To save space, many computer programs and chips use two digits to designate the year. On 1 January 2000, the year date will be “00”, causing some computers to set dates back to 1900, and others to shut down or enter an emergency state.
No one really knows for sure what impact the millennium bug will have, but that hasn’t stopped people from speculating on the potential for disaster. Scenarios range from the bizarre (telephone calls made over New Year’s Eve 1999 being billed as lasting a hundred years) to the horrifying (nuclear-power plants exploding and planes falling out of the sky).
In Christian theology, the millennium is the 1,000-year period in which Christ will return and set up his kingdom on earth. Although expectations of the Second Coming in the year 1000 were not fulfilled, a number of religious sects have continued to predict it. Jehovah’s Witnesses, for example, saw the First World War as a sign that Christ would soon be with us, and they stated that “millions now living will never die”.
Whether motivated by religious or secular concerns, many people believe that the coming of the millennium will change our world for better or worse. The rise of the Internet has provided a new medium for the spread of such beliefs, especially those of an apocalyptic nature. The Net is filled with sites warning that Y2K will mean “the end of the world as we know it” (shortened to TEOTWAWKI).
Some of the more wild-eyed radicals believe that Y2K is a diabolical invention of the American government. This summer, anti-government militias held a “Prepardness Expo”, where they sold survival gear and warned that the millennium bug could be a way for the government to reduce personal freedom. That being the case, the safest place to be, the survivalists say, is in a cabin in the woods, complete with dehydrated food, bottled water, a petrol-powered generator and a wood stove.
Others, perhaps more plausibly, feel that the year 2000 problem has been greatly exaggerated by computer-industry consultants who want to make a lot of money fixing it. In Britain, for example, Computing magazine reported that consultants are charging widely varying rates for government-sponsored training programmes aimed at helping small businesses. Identical courses can cost anything from €130 to €500 a day and run from the one to ten days. The cost of fixing the problem in the US and Europe alone could be over $850 billion.

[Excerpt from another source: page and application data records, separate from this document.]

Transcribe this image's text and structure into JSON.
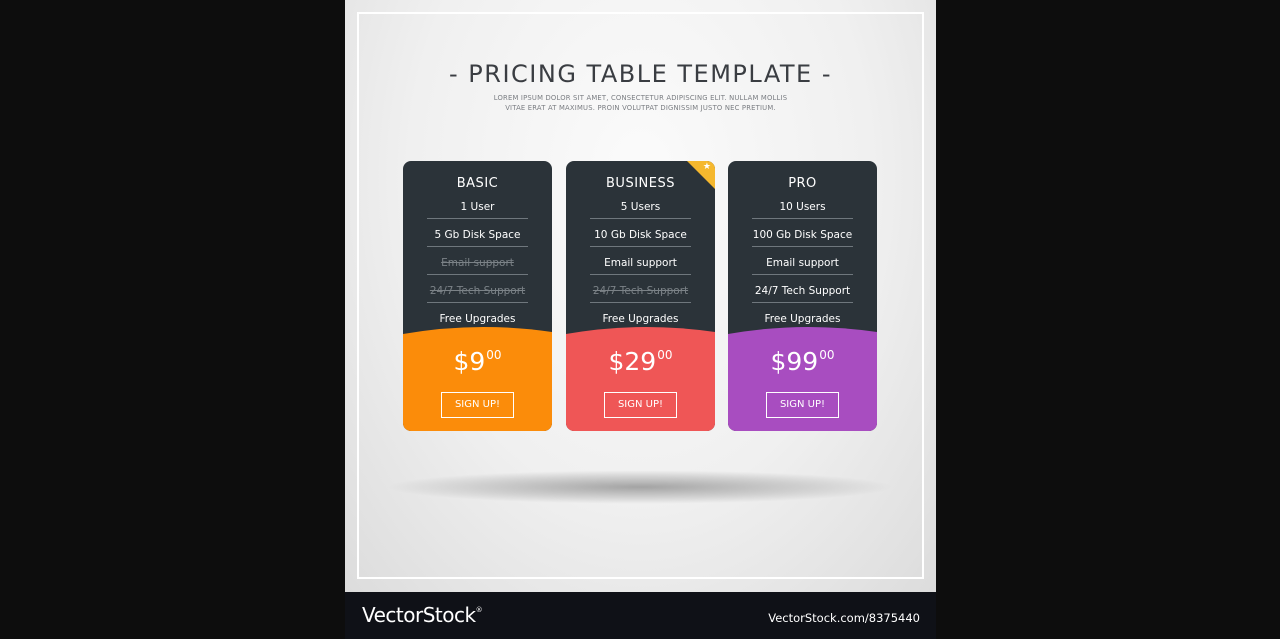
{
  "header": {
    "title": "- PRICING TABLE TEMPLATE -",
    "subtitle_line1": "LOREM IPSUM DOLOR SIT AMET, CONSECTETUR ADIPISCING ELIT. NULLAM MOLLIS",
    "subtitle_line2": "VITAE ERAT AT MAXIMUS. PROIN VOLUTPAT DIGNISSIM JUSTO NEC PRETIUM."
  },
  "colors": {
    "card_dark": "#2b3339",
    "basic": "#fb8c0a",
    "business": "#ef5656",
    "pro": "#a84dc0",
    "ribbon": "#f5b82e"
  },
  "plans": [
    {
      "name": "BASIC",
      "features": [
        {
          "label": "1 User",
          "included": true
        },
        {
          "label": "5 Gb Disk Space",
          "included": true
        },
        {
          "label": "Email support",
          "included": false
        },
        {
          "label": "24/7 Tech Support",
          "included": false
        },
        {
          "label": "Free Upgrades",
          "included": true
        }
      ],
      "price_main": "$9",
      "price_cents": "00",
      "button": "SIGN UP!"
    },
    {
      "name": "BUSINESS",
      "featured": true,
      "ribbon_icon": "star-icon",
      "ribbon_glyph": "★",
      "features": [
        {
          "label": "5 Users",
          "included": true
        },
        {
          "label": "10 Gb Disk Space",
          "included": true
        },
        {
          "label": "Email support",
          "included": true
        },
        {
          "label": "24/7 Tech Support",
          "included": false
        },
        {
          "label": "Free Upgrades",
          "included": true
        }
      ],
      "price_main": "$29",
      "price_cents": "00",
      "button": "SIGN UP!"
    },
    {
      "name": "PRO",
      "features": [
        {
          "label": "10 Users",
          "included": true
        },
        {
          "label": "100 Gb Disk Space",
          "included": true
        },
        {
          "label": "Email support",
          "included": true
        },
        {
          "label": "24/7 Tech Support",
          "included": true
        },
        {
          "label": "Free Upgrades",
          "included": true
        }
      ],
      "price_main": "$99",
      "price_cents": "00",
      "button": "SIGN UP!"
    }
  ],
  "footer": {
    "brand": "VectorStock",
    "brand_mark": "®",
    "url": "VectorStock.com/8375440"
  }
}
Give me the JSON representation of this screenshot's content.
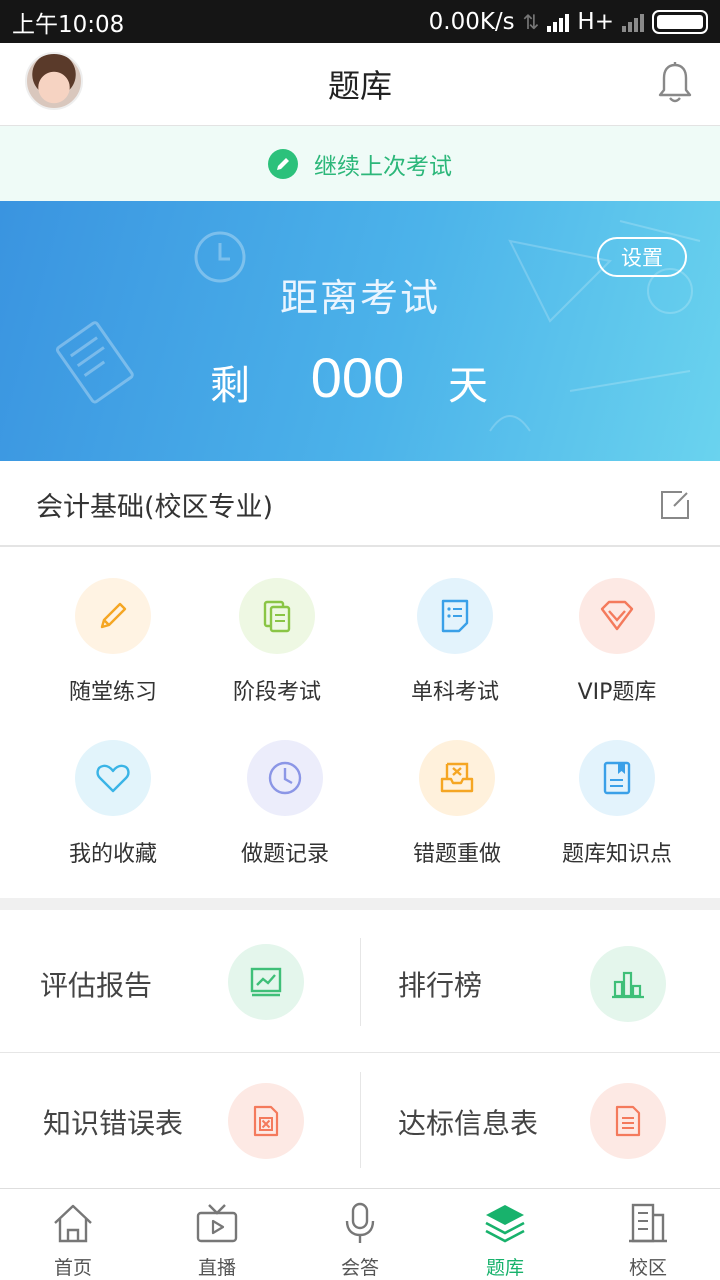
{
  "status_bar": {
    "time": "上午10:08",
    "speed": "0.00K/s",
    "network": "H+"
  },
  "header": {
    "title": "题库"
  },
  "continue_bar": {
    "label": "继续上次考试"
  },
  "countdown": {
    "title": "距离考试",
    "prefix": "剩",
    "days": "000",
    "suffix": "天",
    "settings_label": "设置"
  },
  "subject": {
    "name": "会计基础(校区专业)"
  },
  "features": [
    {
      "label": "随堂练习",
      "icon": "pencil-icon",
      "color": "#f5a623",
      "bg": "#fff3e3"
    },
    {
      "label": "阶段考试",
      "icon": "documents-icon",
      "color": "#8ac545",
      "bg": "#eef8e3"
    },
    {
      "label": "单科考试",
      "icon": "checklist-icon",
      "color": "#3aa0e8",
      "bg": "#e3f3fc"
    },
    {
      "label": "VIP题库",
      "icon": "diamond-icon",
      "color": "#f47a5c",
      "bg": "#fde9e4"
    },
    {
      "label": "我的收藏",
      "icon": "heart-icon",
      "color": "#3ab4e6",
      "bg": "#e2f4fb"
    },
    {
      "label": "做题记录",
      "icon": "clock-icon",
      "color": "#8b96e6",
      "bg": "#ecedfb"
    },
    {
      "label": "错题重做",
      "icon": "tray-x-icon",
      "color": "#f5a623",
      "bg": "#fff1dc"
    },
    {
      "label": "题库知识点",
      "icon": "book-icon",
      "color": "#3aa0e8",
      "bg": "#e3f3fc"
    }
  ],
  "cells": [
    {
      "label": "评估报告",
      "icon": "chart-icon",
      "color": "#3fbf78",
      "bg": "#e4f6ec"
    },
    {
      "label": "排行榜",
      "icon": "bars-icon",
      "color": "#3fbf78",
      "bg": "#e4f6ec"
    },
    {
      "label": "知识错误表",
      "icon": "error-sheet-icon",
      "color": "#f47a5c",
      "bg": "#fde9e4"
    },
    {
      "label": "达标信息表",
      "icon": "info-sheet-icon",
      "color": "#f47a5c",
      "bg": "#fde9e4"
    }
  ],
  "tabs": [
    {
      "label": "首页",
      "icon": "home-icon"
    },
    {
      "label": "直播",
      "icon": "tv-icon"
    },
    {
      "label": "会答",
      "icon": "microphone-icon"
    },
    {
      "label": "题库",
      "icon": "layers-icon",
      "active": true
    },
    {
      "label": "校区",
      "icon": "building-icon"
    }
  ],
  "colors": {
    "accent": "#18b26c",
    "banner_start": "#3a94e0",
    "banner_end": "#6ad3ee"
  }
}
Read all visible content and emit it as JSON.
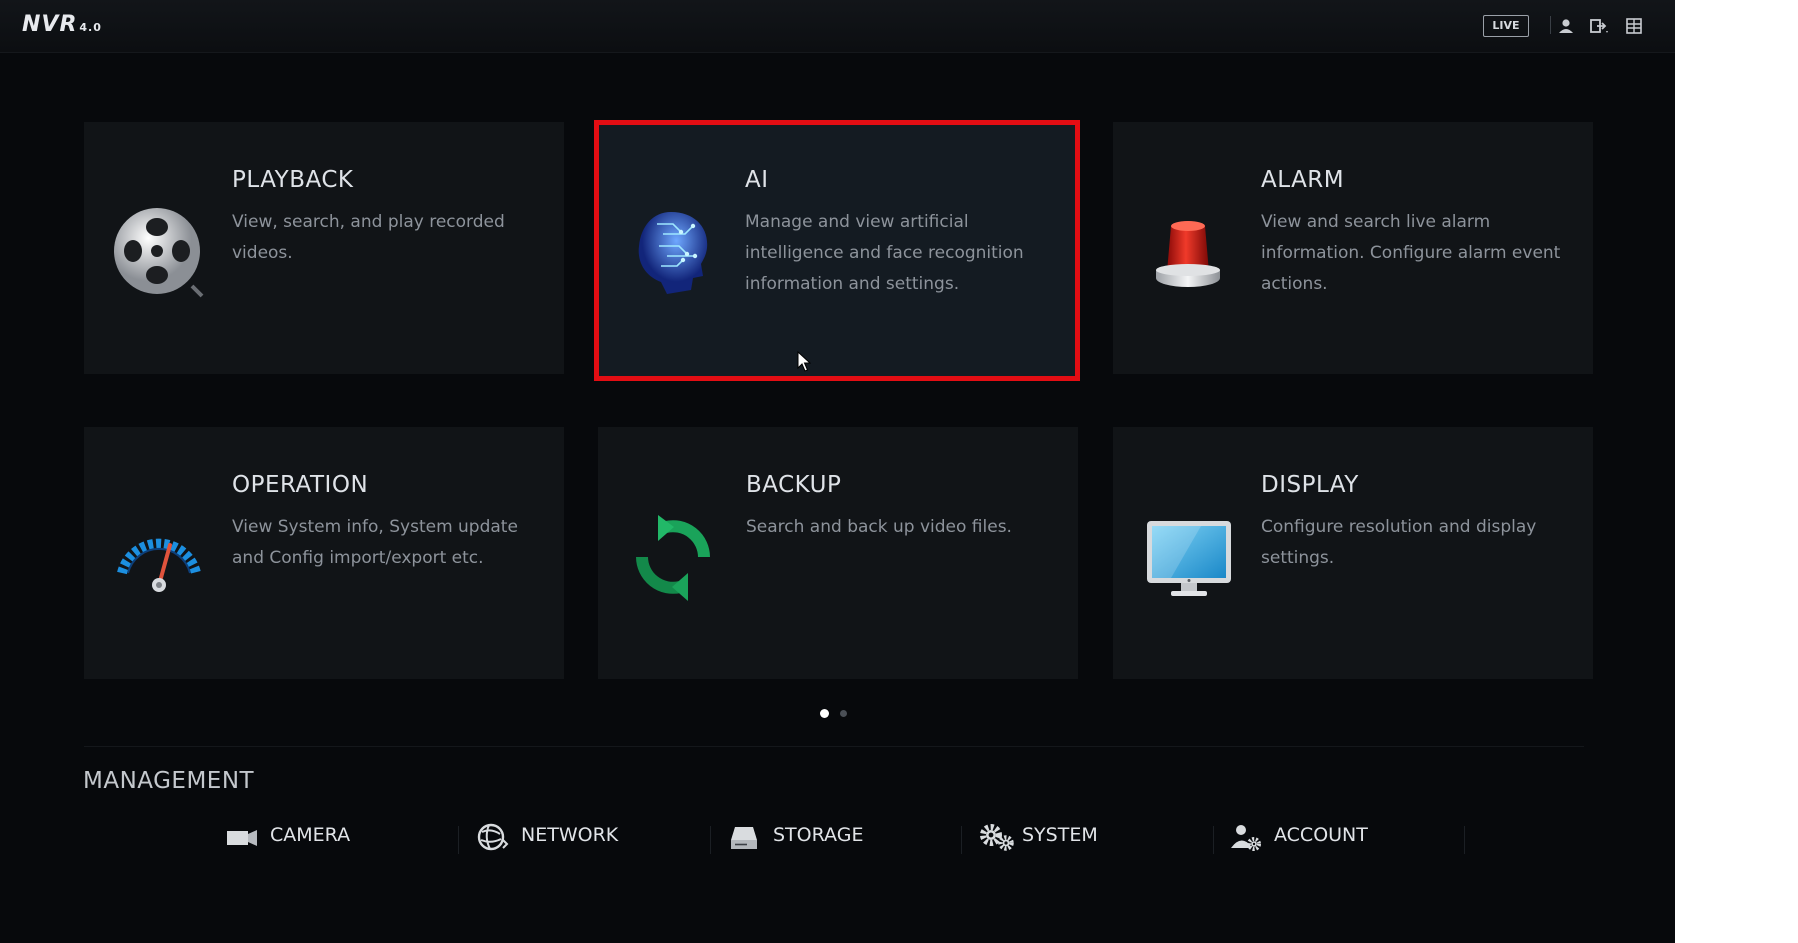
{
  "header": {
    "logo_text": "NVR",
    "logo_version": "4.0",
    "live_label": "LIVE",
    "icons": [
      "user-icon",
      "logout-icon",
      "layout-icon"
    ]
  },
  "tiles": [
    {
      "title": "PLAYBACK",
      "description": "View, search, and play recorded videos.",
      "icon": "film-reel-icon"
    },
    {
      "title": "AI",
      "description": "Manage and view artificial intelligence and face recognition information and settings.",
      "icon": "ai-brain-icon",
      "highlighted": true
    },
    {
      "title": "ALARM",
      "description": "View and search live alarm information. Configure alarm event actions.",
      "icon": "alarm-siren-icon"
    },
    {
      "title": "OPERATION",
      "description": "View System info, System update and Config import/export etc.",
      "icon": "gauge-icon"
    },
    {
      "title": "BACKUP",
      "description": "Search and back up video files.",
      "icon": "sync-arrows-icon"
    },
    {
      "title": "DISPLAY",
      "description": "Configure resolution and display settings.",
      "icon": "monitor-icon"
    }
  ],
  "pagination": {
    "total": 2,
    "active": 1
  },
  "management": {
    "title": "MANAGEMENT",
    "items": [
      {
        "label": "CAMERA",
        "icon": "camera-icon"
      },
      {
        "label": "NETWORK",
        "icon": "network-globe-icon"
      },
      {
        "label": "STORAGE",
        "icon": "storage-drive-icon"
      },
      {
        "label": "SYSTEM",
        "icon": "gears-icon"
      },
      {
        "label": "ACCOUNT",
        "icon": "account-gear-icon"
      }
    ]
  },
  "colors": {
    "background": "#07090c",
    "tile": "#111417",
    "tile_selected": "#141b22",
    "highlight_border": "#e30d13",
    "title_text": "#dfe3e8",
    "description_text": "#8d939b"
  }
}
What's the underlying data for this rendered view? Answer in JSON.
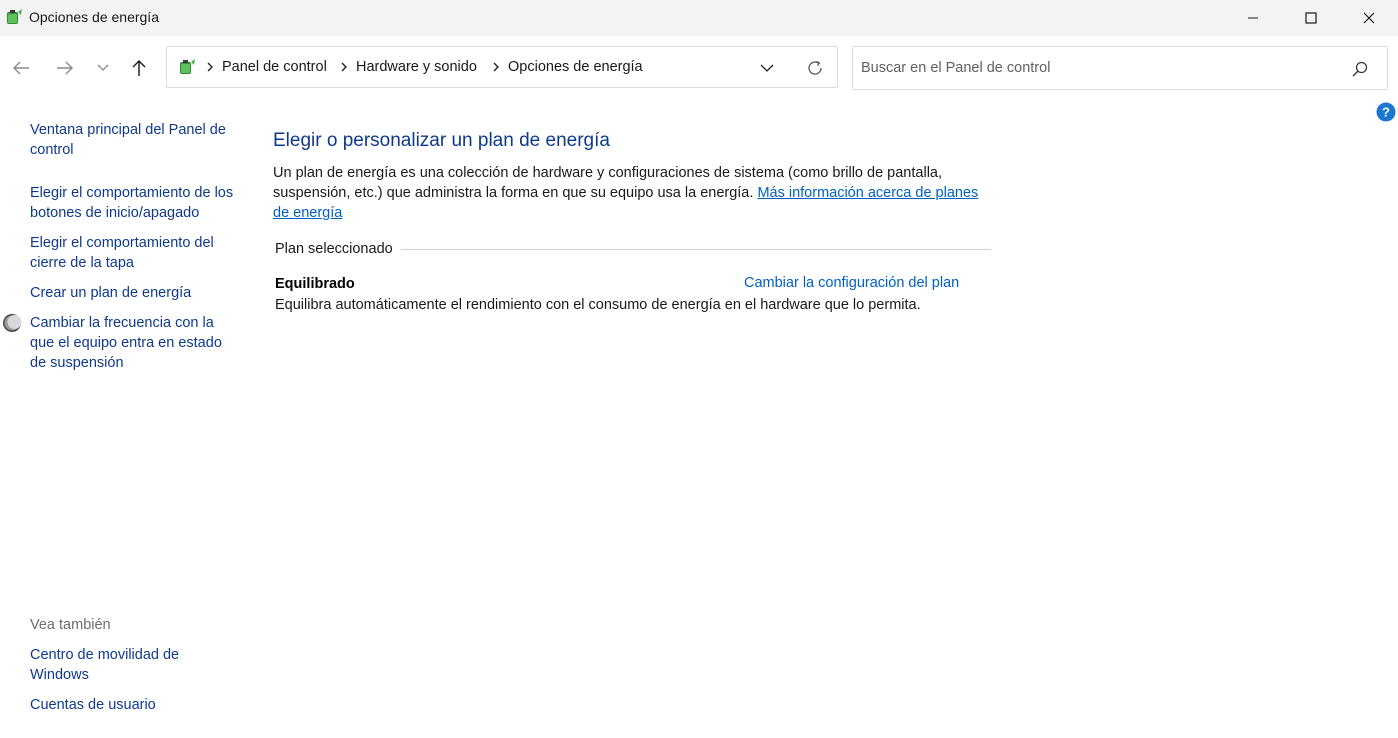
{
  "window": {
    "title": "Opciones de energía"
  },
  "address": {
    "crumbs": [
      "Panel de control",
      "Hardware y sonido",
      "Opciones de energía"
    ]
  },
  "search": {
    "placeholder": "Buscar en el Panel de control",
    "value": ""
  },
  "sidebar": {
    "links": [
      "Ventana principal del Panel de control",
      "Elegir el comportamiento de los botones de inicio/apagado",
      "Elegir el comportamiento del cierre de la tapa",
      "Crear un plan de energía",
      "Cambiar la frecuencia con la que el equipo entra en estado de suspensión"
    ],
    "see_also_label": "Vea también",
    "see_also": [
      "Centro de movilidad de Windows",
      "Cuentas de usuario"
    ]
  },
  "main": {
    "heading": "Elegir o personalizar un plan de energía",
    "description": "Un plan de energía es una colección de hardware y configuraciones de sistema (como brillo de pantalla, suspensión, etc.) que administra la forma en que su equipo usa la energía.",
    "more_info_link": "Más información acerca de planes de energía",
    "section_label": "Plan seleccionado",
    "plan": {
      "name": "Equilibrado",
      "change_link": "Cambiar la configuración del plan",
      "description": "Equilibra automáticamente el rendimiento con el consumo de energía en el hardware que lo permita."
    }
  },
  "colors": {
    "link": "#0f3a8a",
    "accent_link": "#0060c0",
    "help": "#1a78d0"
  },
  "icons": {
    "app": "power-options-icon",
    "back": "back-arrow-icon",
    "forward": "forward-arrow-icon",
    "recent": "chevron-down-icon",
    "up": "up-arrow-icon",
    "refresh": "refresh-icon",
    "search": "search-icon",
    "help": "help-icon",
    "sleep": "moon-icon"
  }
}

Certainly, there is no shortage of work for computer programmers and other specialists in information technology. Because US universities and technical schools are not producing enough computer-science graduates to deal with the problem, the number of qualified foreign experts who have been given visas has increased dramatically. Large companies are bringing in programmers from countries like India, China and Russia.
Russian programmers, especially, have an advantage in the new market, because they are skilled in older programming languages such as FORTRAN and COBOL; which are most likely to cause problems in the new millennium. COBOL programmers, many of whom retired years ago rather than learn new programming languages, could suddenly find their skills in demand and companies willing to pay them enormous salaries.
With the dead line now only a year away, reactions to the Y2K problem vary from panic to denial. There are those who, like astronomers Clifford Stoll, author of the book “Silicon Snake Oil”, believe Y2K can be fixed in a long weekend. The panic side seems to be getting more publicity, perhaps because alarmism is more attractive than reason. The Global Millennium Foundation’s Internet site, for example, warns of likely shortages of food and water and suggests that concerned parents may want to avoid conceiving a child in 1999 for fear of being unable to feed it. Perhaps the biggest name in year 2000 awareness is Canadian Peter de Jager, who was one of the first to take the problem seriously. In a 1993 article called “Doomsday 2000” for The Computer World magazine, de Jager warned that “our information systems are based on a faulty standard that will cost the worldwide computer community billions of dollars in programming effort.
In 1996, de Jager, who is a special adviser on Y2K to several governments, appeared before the US House of Representatives to discuss the problem. In his presentation, de Jager described computer programmers as “the most optimistic people in the world”. Despite the fact that the computer industry in general is known for late delivery of software, de Jager said, they are still convinced that they can fix the bug on time. He warns that companies that did not make their businesses Y2K-compliant by 31 December 1998 are already too late.
In Britain, the government is trying to reassure the public and provide information on how hospitals, emergency services, local authorities, financial and transport bodies are dealing with the problem. It is difficult balancing act between openness and the risk that people will panic.